Summary: A very useful volume that discusses what malware is, how to defend against it and how to remove it. Clear and simple instructions are given on ways to improve security on your PC, as well as how to deal with malware that may end up on your PC. Recommended.
Presented in a very easy to read writing style, this book immediately appeals due to the clear, concise and no-nonsense approach taken when discussing malware, what it is, how it can attack and affect your PC, how to defend against it and what to do if the worst should happen and your PC gets infected.
The first chapter provides a nice potted history of viruses and malware on PCs, discussing the various types and how both the proliferation and seriousness of infections has risen from the very first, typically benign examples to the modern day infections such as ransomware that has been in the news so much recently.
Chapter 2 deals with prevention and defence, and introduces the many security features that are built into modern versions of Microsoft Windows to help stop the initial infection. There’s a clear progression in security features as newer versions of Windows have been introduced, and it’s interesting to compare the versions of Windows that were most susceptible to the recent ‘WannaCry’ ransomware attack. Looking at the features discussed (and having been to a few presentations on the subject), this provides an excellent set of reasons for an upgrade to Windows 10 if you’ve not already done so!
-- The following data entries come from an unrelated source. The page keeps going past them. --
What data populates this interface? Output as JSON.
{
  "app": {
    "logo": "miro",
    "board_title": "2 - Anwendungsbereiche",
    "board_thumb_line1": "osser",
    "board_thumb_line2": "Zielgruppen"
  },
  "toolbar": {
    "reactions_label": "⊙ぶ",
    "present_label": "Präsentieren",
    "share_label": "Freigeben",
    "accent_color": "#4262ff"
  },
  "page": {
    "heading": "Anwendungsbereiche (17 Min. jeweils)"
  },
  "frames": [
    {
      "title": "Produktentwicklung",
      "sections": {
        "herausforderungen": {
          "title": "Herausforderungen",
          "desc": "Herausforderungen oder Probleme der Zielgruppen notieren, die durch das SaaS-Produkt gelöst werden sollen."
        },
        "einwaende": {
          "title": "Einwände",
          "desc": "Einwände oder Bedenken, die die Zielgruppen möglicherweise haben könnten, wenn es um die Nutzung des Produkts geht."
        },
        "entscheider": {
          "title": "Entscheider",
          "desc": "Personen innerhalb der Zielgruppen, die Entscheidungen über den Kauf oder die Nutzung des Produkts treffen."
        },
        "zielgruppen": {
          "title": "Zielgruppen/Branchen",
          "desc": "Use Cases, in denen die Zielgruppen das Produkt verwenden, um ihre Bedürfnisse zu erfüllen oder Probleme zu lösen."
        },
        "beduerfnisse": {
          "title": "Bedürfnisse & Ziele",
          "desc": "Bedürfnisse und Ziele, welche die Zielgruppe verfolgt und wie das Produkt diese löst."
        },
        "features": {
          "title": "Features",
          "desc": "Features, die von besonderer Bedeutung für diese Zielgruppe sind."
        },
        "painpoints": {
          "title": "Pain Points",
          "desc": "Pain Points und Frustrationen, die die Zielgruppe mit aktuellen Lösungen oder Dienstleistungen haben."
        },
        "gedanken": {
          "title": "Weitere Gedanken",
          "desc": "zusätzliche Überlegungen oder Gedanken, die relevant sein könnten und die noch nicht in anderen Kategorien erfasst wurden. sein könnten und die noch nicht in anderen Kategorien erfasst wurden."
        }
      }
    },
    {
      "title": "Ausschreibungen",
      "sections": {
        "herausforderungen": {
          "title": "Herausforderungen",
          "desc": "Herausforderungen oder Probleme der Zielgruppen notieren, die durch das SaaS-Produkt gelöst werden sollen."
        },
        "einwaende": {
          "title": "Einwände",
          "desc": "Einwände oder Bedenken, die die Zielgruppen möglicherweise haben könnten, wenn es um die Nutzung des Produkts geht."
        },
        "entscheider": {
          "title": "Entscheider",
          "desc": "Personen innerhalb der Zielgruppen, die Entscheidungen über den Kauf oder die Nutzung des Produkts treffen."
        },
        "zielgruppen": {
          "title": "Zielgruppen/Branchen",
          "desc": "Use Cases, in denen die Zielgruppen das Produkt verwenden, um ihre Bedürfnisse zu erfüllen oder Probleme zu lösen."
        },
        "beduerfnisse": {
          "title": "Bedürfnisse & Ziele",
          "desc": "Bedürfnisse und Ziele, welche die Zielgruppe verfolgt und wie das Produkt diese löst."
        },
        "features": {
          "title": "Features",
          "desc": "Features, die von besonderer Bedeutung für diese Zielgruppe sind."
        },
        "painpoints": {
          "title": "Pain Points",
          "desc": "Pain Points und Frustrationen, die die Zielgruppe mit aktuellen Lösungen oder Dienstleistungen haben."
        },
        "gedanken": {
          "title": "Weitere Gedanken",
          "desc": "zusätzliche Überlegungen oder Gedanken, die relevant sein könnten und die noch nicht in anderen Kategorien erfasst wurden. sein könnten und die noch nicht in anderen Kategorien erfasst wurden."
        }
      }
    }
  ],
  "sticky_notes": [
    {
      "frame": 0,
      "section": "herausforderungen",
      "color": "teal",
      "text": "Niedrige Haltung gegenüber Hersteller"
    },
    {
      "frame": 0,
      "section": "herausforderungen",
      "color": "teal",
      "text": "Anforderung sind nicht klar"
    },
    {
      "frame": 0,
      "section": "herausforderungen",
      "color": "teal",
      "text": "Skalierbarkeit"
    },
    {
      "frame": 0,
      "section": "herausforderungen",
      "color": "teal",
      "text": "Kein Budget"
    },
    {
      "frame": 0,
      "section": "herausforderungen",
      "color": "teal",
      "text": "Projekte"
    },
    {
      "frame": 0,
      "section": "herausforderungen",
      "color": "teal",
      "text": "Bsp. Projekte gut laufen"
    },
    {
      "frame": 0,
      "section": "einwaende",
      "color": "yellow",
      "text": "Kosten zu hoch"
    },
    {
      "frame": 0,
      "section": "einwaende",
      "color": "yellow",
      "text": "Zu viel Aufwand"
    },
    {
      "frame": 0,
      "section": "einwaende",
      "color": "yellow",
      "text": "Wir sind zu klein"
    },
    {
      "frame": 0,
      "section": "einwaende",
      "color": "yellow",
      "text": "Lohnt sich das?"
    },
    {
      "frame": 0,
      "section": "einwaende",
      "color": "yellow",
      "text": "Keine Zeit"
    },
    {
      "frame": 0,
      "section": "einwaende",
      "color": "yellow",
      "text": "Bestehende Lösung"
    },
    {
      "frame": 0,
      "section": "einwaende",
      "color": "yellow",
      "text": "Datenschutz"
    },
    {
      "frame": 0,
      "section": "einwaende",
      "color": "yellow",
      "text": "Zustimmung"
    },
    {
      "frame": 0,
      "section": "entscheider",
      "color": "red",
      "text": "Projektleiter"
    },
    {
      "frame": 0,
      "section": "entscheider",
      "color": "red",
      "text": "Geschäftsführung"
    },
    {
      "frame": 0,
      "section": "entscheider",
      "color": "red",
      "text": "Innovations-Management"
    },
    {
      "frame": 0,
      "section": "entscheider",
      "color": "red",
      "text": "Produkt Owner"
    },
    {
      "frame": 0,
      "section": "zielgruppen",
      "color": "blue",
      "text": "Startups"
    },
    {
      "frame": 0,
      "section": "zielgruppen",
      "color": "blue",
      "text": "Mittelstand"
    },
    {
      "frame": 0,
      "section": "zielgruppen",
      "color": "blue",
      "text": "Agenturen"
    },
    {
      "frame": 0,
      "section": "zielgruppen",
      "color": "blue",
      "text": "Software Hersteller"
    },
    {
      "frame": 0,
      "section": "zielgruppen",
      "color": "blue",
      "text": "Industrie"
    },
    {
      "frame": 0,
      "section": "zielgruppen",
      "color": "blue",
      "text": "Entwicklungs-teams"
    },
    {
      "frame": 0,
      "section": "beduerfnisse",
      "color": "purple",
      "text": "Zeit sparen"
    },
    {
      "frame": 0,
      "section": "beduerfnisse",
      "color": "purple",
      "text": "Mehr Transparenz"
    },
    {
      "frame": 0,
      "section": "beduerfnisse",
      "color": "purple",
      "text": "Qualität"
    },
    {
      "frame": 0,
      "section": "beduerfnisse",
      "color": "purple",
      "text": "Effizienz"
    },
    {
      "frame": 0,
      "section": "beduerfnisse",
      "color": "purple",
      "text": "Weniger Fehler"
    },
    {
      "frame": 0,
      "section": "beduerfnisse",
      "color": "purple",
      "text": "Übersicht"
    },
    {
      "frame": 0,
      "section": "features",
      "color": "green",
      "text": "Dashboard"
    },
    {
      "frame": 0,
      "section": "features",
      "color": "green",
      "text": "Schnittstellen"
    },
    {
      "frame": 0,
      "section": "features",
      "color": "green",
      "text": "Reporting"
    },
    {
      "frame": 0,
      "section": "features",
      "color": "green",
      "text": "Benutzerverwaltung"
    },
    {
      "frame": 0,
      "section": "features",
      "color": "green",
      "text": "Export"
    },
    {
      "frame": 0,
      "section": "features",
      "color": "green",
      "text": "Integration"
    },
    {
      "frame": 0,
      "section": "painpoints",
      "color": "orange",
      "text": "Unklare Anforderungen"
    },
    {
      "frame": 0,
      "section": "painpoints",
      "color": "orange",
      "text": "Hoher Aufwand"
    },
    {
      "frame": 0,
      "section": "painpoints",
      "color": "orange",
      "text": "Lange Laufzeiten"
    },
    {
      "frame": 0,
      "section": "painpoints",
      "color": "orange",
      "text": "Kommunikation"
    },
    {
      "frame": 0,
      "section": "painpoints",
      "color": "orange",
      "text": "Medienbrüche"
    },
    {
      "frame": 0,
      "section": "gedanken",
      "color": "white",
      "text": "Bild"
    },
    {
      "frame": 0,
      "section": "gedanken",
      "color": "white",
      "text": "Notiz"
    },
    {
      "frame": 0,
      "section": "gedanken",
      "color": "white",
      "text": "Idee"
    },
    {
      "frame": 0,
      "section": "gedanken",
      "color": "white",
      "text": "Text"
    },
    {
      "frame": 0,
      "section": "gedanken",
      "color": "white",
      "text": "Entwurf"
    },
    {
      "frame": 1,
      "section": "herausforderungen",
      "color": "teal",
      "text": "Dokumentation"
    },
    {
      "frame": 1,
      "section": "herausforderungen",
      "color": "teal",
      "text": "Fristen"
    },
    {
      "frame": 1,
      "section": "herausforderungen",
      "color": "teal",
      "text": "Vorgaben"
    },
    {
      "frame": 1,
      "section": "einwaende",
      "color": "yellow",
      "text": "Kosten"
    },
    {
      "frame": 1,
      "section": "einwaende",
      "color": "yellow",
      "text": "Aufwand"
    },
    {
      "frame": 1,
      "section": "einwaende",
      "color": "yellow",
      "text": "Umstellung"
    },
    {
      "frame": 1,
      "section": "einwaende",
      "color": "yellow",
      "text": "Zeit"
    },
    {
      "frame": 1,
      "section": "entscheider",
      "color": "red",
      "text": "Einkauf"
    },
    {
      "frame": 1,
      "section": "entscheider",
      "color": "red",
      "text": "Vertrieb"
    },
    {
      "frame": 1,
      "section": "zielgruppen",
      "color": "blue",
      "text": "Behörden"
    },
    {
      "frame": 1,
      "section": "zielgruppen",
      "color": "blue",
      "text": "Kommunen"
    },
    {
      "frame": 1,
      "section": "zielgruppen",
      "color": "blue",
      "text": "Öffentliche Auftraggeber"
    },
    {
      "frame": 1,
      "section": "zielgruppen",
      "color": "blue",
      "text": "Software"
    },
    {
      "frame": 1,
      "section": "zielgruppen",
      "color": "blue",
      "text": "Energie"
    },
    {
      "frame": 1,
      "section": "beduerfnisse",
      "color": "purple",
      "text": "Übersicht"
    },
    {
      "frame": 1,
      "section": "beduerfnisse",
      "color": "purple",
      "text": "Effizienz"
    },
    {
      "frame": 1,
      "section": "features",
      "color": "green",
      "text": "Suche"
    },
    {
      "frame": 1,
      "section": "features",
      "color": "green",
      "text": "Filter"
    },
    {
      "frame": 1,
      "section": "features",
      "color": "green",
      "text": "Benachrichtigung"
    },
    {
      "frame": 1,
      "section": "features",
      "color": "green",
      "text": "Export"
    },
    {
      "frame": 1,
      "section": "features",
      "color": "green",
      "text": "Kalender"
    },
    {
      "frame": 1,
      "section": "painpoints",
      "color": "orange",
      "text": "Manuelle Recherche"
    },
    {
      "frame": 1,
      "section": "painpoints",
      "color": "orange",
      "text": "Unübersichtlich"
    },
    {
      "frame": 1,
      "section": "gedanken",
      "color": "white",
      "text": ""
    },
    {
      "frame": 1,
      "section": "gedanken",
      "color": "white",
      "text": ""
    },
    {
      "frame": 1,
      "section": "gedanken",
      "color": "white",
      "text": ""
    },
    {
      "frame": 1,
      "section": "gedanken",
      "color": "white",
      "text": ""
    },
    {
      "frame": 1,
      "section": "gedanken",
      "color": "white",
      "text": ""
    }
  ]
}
Chapter 3 discusses defence in depth and includes information on firewalls, including the Windows firewall, as well as organisational firewalls (I.e. hardware firewalls and appliances) and how to generate a multi-layer defence. While at first glance this section appears to be more targeted at the organisational user, it’s actually also targeted at the home user with a hardware router/firewall combination, and some clarification that this is the case would, I feel, have been useful here. This chapter also bizarrely includes a section on keylogging software, which I feel would have been more useful in the first chapter
This chapter also provides some information on blacklists and whitelists (I.e. internet filtering) and the Internet of Things (IoT). For both of these sections I feel that there’s perhaps been a bit of a lost opportunity, for example a brief discussion of the filtering options available might have been helpful for home users (e.g. my Netgear router at home comes complete with an OpenDNS-based filtering option that can be enabled and configured quickly and easily and seems to provide reasonable protection) and further information on IoT security recommendations, particularly changing the default username and password on devices would be beneficial here.
Chapter 4 deals with identifying attacks starting with how malware infects a PC and providing pointers on how to identify both internal and external attacks. I was very pleased in this section to see information on social engineering and the role that this plays in malware infections.
Chapter 5 provides a very useful list of external resources that can be utilised to help protect your PC and clean a malware infection, including the Microsoft Malware Protection Center, a great location for finding updates, additional security recommendations and products etc. This chapter also provides some limited information on third-party tools that are available. Again, I would have liked to see a more expansive list here, and it’s worth mentioning that many anti-virus vendors provide a free option of their products.
Chapter 6 deals with manually removing malware, and for me this was probably the most useful part of this book. What do you do when malware has ended up on your PC despite your best efforts and you’re now having issues running the automated tools to get rid if it? This chapter helps in this scenario, and provides some steps to take to identify what’s running on the PC, suspend and/or kill the process and remove the infection. In particular I’m pleased to see the Microsoft Sysinternals tools discussed (albeit briefly) as they are my ‘go to’ toolset when dealing with an infection on a PC. If you’re interested in these and how they can be used, it’s worth looking at some of Mark Russinovich’s ‘Case of the Unexplained’ videos as Mark goes through the use of these tools in more detail.
There are one or two downsides; the book is only a slim volume. This has both plusses and minuses insofar as being slim, more people are likely to read it end-to-end and therefore benefit the most from it, however in one or two areas a few more details might be appreciated. For such a slim volume, it’s also more expensive than I would hope for at an RRP of £14.99, which may limit its take-up.
All in all however this is a very easily accessible book that provides great guidance on how to secure your PC, what to watch out for and how to deal with a malware infection. I’ll be encouraging a few people I know to buy a copy and read it!
Title: Windows Virus and Malware Troubleshooting
Author(s): Andrew Bettany, MVP and Mike Halsey, MVP